● Your assignment
Line by line, output the data that follows exactly as written.

*** Opening of Data to process ***

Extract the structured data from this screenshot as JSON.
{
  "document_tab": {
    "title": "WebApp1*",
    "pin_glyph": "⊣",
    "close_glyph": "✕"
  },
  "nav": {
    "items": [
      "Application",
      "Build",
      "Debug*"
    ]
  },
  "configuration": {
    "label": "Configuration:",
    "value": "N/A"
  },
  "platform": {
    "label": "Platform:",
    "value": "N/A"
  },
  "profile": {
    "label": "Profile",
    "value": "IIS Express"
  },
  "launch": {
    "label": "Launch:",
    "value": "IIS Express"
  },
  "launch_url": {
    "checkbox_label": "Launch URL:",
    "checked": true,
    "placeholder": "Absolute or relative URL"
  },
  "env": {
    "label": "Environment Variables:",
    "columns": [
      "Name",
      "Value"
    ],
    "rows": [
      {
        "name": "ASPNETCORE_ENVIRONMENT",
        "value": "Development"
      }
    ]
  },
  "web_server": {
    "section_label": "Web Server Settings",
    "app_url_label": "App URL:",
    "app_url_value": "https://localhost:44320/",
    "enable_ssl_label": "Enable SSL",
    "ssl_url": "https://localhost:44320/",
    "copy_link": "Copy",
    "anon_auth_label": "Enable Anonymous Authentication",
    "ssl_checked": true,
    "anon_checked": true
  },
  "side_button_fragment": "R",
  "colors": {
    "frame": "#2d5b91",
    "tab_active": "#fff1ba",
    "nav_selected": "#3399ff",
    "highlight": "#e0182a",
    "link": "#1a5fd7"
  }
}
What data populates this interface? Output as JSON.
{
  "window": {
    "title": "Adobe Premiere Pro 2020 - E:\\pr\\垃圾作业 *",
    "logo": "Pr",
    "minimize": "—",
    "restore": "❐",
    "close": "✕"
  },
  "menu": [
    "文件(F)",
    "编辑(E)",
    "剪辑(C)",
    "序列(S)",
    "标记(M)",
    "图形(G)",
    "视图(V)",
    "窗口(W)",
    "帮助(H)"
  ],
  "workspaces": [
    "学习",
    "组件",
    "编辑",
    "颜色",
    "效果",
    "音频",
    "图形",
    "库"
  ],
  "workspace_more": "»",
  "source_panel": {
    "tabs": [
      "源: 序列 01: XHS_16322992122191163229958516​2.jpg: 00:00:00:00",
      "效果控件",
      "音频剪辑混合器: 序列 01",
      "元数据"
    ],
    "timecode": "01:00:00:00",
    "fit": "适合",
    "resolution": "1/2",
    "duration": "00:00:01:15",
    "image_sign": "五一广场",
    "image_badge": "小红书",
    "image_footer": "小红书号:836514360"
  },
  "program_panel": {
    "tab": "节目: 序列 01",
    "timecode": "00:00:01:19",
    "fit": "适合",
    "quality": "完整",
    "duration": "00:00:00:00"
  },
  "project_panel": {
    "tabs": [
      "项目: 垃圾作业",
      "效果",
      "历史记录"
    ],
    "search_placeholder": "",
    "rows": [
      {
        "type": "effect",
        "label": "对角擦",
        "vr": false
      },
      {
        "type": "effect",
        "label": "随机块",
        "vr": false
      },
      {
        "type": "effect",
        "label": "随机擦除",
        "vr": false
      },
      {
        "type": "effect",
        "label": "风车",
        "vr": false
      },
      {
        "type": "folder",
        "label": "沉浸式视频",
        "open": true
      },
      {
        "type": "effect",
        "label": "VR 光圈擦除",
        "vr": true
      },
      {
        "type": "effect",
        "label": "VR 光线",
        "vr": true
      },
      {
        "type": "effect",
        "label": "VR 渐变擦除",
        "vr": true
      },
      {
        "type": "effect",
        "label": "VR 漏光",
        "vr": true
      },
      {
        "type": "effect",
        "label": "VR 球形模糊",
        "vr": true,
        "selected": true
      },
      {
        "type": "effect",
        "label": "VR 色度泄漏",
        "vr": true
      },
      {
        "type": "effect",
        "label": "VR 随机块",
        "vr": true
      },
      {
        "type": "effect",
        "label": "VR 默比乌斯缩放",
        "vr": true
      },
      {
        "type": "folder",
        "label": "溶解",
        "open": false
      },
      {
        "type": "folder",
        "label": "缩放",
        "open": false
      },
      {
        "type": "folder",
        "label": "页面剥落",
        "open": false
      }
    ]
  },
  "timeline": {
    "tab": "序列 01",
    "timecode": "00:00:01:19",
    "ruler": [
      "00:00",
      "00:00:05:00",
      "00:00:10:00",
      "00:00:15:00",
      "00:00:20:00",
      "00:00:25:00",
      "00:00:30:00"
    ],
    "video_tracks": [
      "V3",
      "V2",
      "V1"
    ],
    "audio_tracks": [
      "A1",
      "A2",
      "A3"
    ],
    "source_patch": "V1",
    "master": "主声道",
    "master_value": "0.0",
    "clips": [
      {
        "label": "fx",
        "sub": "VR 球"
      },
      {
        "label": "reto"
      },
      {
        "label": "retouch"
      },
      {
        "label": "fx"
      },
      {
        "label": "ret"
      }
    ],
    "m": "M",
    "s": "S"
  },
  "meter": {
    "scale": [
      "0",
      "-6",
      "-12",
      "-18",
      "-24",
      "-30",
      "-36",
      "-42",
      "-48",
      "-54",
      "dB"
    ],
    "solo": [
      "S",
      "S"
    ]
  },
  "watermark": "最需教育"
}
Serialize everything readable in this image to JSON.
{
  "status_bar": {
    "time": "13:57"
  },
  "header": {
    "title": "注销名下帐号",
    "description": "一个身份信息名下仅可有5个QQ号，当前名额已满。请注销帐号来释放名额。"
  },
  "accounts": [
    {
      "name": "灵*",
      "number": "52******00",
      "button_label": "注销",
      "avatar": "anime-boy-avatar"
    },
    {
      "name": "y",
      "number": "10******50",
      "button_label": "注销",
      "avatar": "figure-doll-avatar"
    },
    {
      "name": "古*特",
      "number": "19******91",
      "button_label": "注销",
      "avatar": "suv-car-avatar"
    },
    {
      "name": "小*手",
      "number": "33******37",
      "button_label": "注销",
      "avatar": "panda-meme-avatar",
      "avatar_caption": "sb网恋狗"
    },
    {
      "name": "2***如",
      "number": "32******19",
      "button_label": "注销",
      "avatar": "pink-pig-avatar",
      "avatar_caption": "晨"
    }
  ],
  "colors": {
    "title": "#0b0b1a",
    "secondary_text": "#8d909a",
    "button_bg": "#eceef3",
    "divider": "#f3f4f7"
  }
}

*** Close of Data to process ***

● Task answer
Extract the structured data from this screenshot as JSON.
{
  "document_tab": {
    "title": "WebApp1*",
    "pin_glyph": "⊣",
    "close_glyph": "✕"
  },
  "nav": {
    "items": [
      "Application",
      "Build",
      "Debug*"
    ]
  },
  "configuration": {
    "label": "Configuration:",
    "value": "N/A"
  },
  "platform": {
    "label": "Platform:",
    "value": "N/A"
  },
  "profile": {
    "label": "Profile",
    "value": "IIS Express"
  },
  "launch": {
    "label": "Launch:",
    "value": "IIS Express"
  },
  "launch_url": {
    "checkbox_label": "Launch URL:",
    "checked": true,
    "placeholder": "Absolute or relative URL"
  },
  "env": {
    "label": "Environment Variables:",
    "columns": [
      "Name",
      "Value"
    ],
    "rows": [
      {
        "name": "ASPNETCORE_ENVIRONMENT",
        "value": "Development"
      }
    ]
  },
  "web_server": {
    "section_label": "Web Server Settings",
    "app_url_label": "App URL:",
    "app_url_value": "https://localhost:44320/",
    "enable_ssl_label": "Enable SSL",
    "ssl_url": "https://localhost:44320/",
    "copy_link": "Copy",
    "anon_auth_label": "Enable Anonymous Authentication",
    "ssl_checked": true,
    "anon_checked": true
  },
  "side_button_fragment": "R",
  "colors": {
    "frame": "#2d5b91",
    "tab_active": "#fff1ba",
    "nav_selected": "#3399ff",
    "highlight": "#e0182a",
    "link": "#1a5fd7"
  }
}
What data populates this interface? Output as JSON.
{
  "window": {
    "title": "Adobe Premiere Pro 2020 - E:\\pr\\垃圾作业 *",
    "logo": "Pr",
    "minimize": "—",
    "restore": "❐",
    "close": "✕"
  },
  "menu": [
    "文件(F)",
    "编辑(E)",
    "剪辑(C)",
    "序列(S)",
    "标记(M)",
    "图形(G)",
    "视图(V)",
    "窗口(W)",
    "帮助(H)"
  ],
  "workspaces": [
    "学习",
    "组件",
    "编辑",
    "颜色",
    "效果",
    "音频",
    "图形",
    "库"
  ],
  "workspace_more": "»",
  "source_panel": {
    "tabs": [
      "源: 序列 01: XHS_16322992122191163229958516​2.jpg: 00:00:00:00",
      "效果控件",
      "音频剪辑混合器: 序列 01",
      "元数据"
    ],
    "timecode": "01:00:00:00",
    "fit": "适合",
    "resolution": "1/2",
    "duration": "00:00:01:15",
    "image_sign": "五一广场",
    "image_badge": "小红书",
    "image_footer": "小红书号:836514360"
  },
  "program_panel": {
    "tab": "节目: 序列 01",
    "timecode": "00:00:01:19",
    "fit": "适合",
    "quality": "完整",
    "duration": "00:00:00:00"
  },
  "project_panel": {
    "tabs": [
      "项目: 垃圾作业",
      "效果",
      "历史记录"
    ],
    "search_placeholder": "",
    "rows": [
      {
        "type": "effect",
        "label": "对角擦",
        "vr": false
      },
      {
        "type": "effect",
        "label": "随机块",
        "vr": false
      },
      {
        "type": "effect",
        "label": "随机擦除",
        "vr": false
      },
      {
        "type": "effect",
        "label": "风车",
        "vr": false
      },
      {
        "type": "folder",
        "label": "沉浸式视频",
        "open": true
      },
      {
        "type": "effect",
        "label": "VR 光圈擦除",
        "vr": true
      },
      {
        "type": "effect",
        "label": "VR 光线",
        "vr": true
      },
      {
        "type": "effect",
        "label": "VR 渐变擦除",
        "vr": true
      },
      {
        "type": "effect",
        "label": "VR 漏光",
        "vr": true
      },
      {
        "type": "effect",
        "label": "VR 球形模糊",
        "vr": true,
        "selected": true
      },
      {
        "type": "effect",
        "label": "VR 色度泄漏",
        "vr": true
      },
      {
        "type": "effect",
        "label": "VR 随机块",
        "vr": true
      },
      {
        "type": "effect",
        "label": "VR 默比乌斯缩放",
        "vr": true
      },
      {
        "type": "folder",
        "label": "溶解",
        "open": false
      },
      {
        "type": "folder",
        "label": "缩放",
        "open": false
      },
      {
        "type": "folder",
        "label": "页面剥落",
        "open": false
      }
    ]
  },
  "timeline": {
    "tab": "序列 01",
    "timecode": "00:00:01:19",
    "ruler": [
      "00:00",
      "00:00:05:00",
      "00:00:10:00",
      "00:00:15:00",
      "00:00:20:00",
      "00:00:25:00",
      "00:00:30:00"
    ],
    "video_tracks": [
      "V3",
      "V2",
      "V1"
    ],
    "audio_tracks": [
      "A1",
      "A2",
      "A3"
    ],
    "source_patch": "V1",
    "master": "主声道",
    "master_value": "0.0",
    "clips": [
      {
        "label": "fx",
        "sub": "VR 球"
      },
      {
        "label": "reto"
      },
      {
        "label": "retouch"
      },
      {
        "label": "fx"
      },
      {
        "label": "ret"
      }
    ],
    "m": "M",
    "s": "S"
  },
  "meter": {
    "scale": [
      "0",
      "-6",
      "-12",
      "-18",
      "-24",
      "-30",
      "-36",
      "-42",
      "-48",
      "-54",
      "dB"
    ],
    "solo": [
      "S",
      "S"
    ]
  },
  "watermark": "最需教育"
}
Serialize everything readable in this image to JSON.
{
  "status_bar": {
    "time": "13:57"
  },
  "header": {
    "title": "注销名下帐号",
    "description": "一个身份信息名下仅可有5个QQ号，当前名额已满。请注销帐号来释放名额。"
  },
  "accounts": [
    {
      "name": "灵*",
      "number": "52******00",
      "button_label": "注销",
      "avatar": "anime-boy-avatar"
    },
    {
      "name": "y",
      "number": "10******50",
      "button_label": "注销",
      "avatar": "figure-doll-avatar"
    },
    {
      "name": "古*特",
      "number": "19******91",
      "button_label": "注销",
      "avatar": "suv-car-avatar"
    },
    {
      "name": "小*手",
      "number": "33******37",
      "button_label": "注销",
      "avatar": "panda-meme-avatar",
      "avatar_caption": "sb网恋狗"
    },
    {
      "name": "2***如",
      "number": "32******19",
      "button_label": "注销",
      "avatar": "pink-pig-avatar",
      "avatar_caption": "晨"
    }
  ],
  "colors": {
    "title": "#0b0b1a",
    "secondary_text": "#8d909a",
    "button_bg": "#eceef3",
    "divider": "#f3f4f7"
  }
}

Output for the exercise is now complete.